Starting to zone out? Go with it. Think of senior quarterback Jack Trudeau, who completed at least 60% of his passes in every game last year and is poised to break all of Tony Eason's career records. Think of all-conference kicker Chris White, the coach's son, returning to improve his 24-of-28 field goal performance of last season. Think of the 17 first-stringers you have coming back. Think of the great coach himself, Mike (Old Blue Eyes) White, the dashing Californian who has led Illinois to four straight winning seasons, each of which has included at least seven victories.
Soothing, huh? Are you ready to kick some Hawkeyes' teeth in yet? Wait...the beeps are speeding up. No, no! You're remembering that this is the second year of your two-year NCAA probation for recruiting violations. Sure, you couldn't go to a bowl game last season. But if you win the conference this year, you can return to the Rose Bowl and get back on television.
Stop! You're making the beeper go haywire! Forget the 45-9 pounding you took from underdog UCLA in the '84 Rose Bowl. O.K., Smith, your shrink, had you thinking the game was in the bag. However, a lot of you guys were sophomores then. And forget that damned pink locker room in Iowa City, will you! Smith will get your minds right before you play the Hawkeyes. Already his therapy has improved the team's fourth-quarter scoring and third-down conversion rate. In fact, he has spent more than 1,400 hours with you guys in the last two years, calming you, soothing you, even whipping you into a frenzy, if that's what you needed. "Ours is a long-term, regular program," Smith says. "It includes relaxation, imagery, self-confidence training, goal-setting training and interpersonal skills. Hopefully, the person with the most sophisticated training will dominate on the field."
Look, it's just a coincidence that you meditate on the color light blue—which happens to be UCLA's color. Really. You guys could win it all this year just on physical talent. And except for games against Southern Cal and Nebraska, only one game should get you totally whacked out—the one against nemesis Iowa, in Iowa City. You played the Hawkeyes there last year, and they whipped you 21-16. Your locker room had been painted pink, a weak, non-arousing color. "I couldn't believe it," says Smith. "Maybe it was the only color they had. But I doubt it."
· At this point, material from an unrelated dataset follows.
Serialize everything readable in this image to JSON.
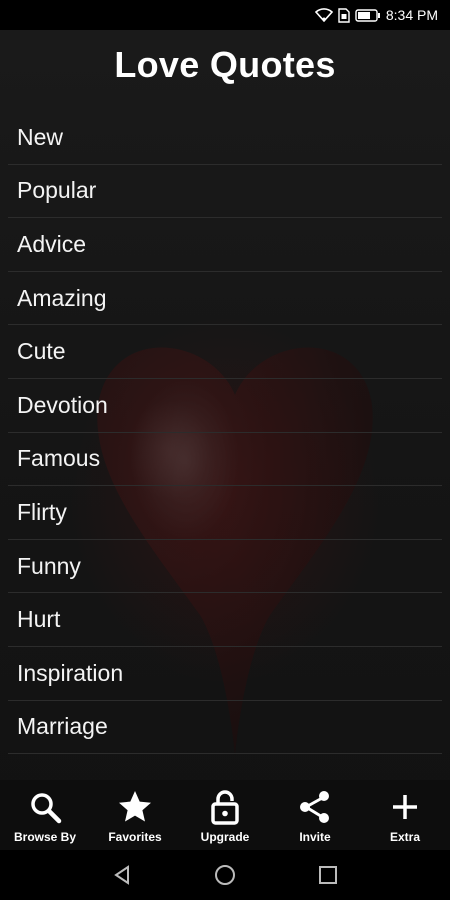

It was no accident. "It [the pink room] worked pretty well for us until November, when we got some people hurt," says George Wine, Iowa's sports information director. "Remember, Coach Fry was a psychology major at Baylor."
Let the mind wars begin.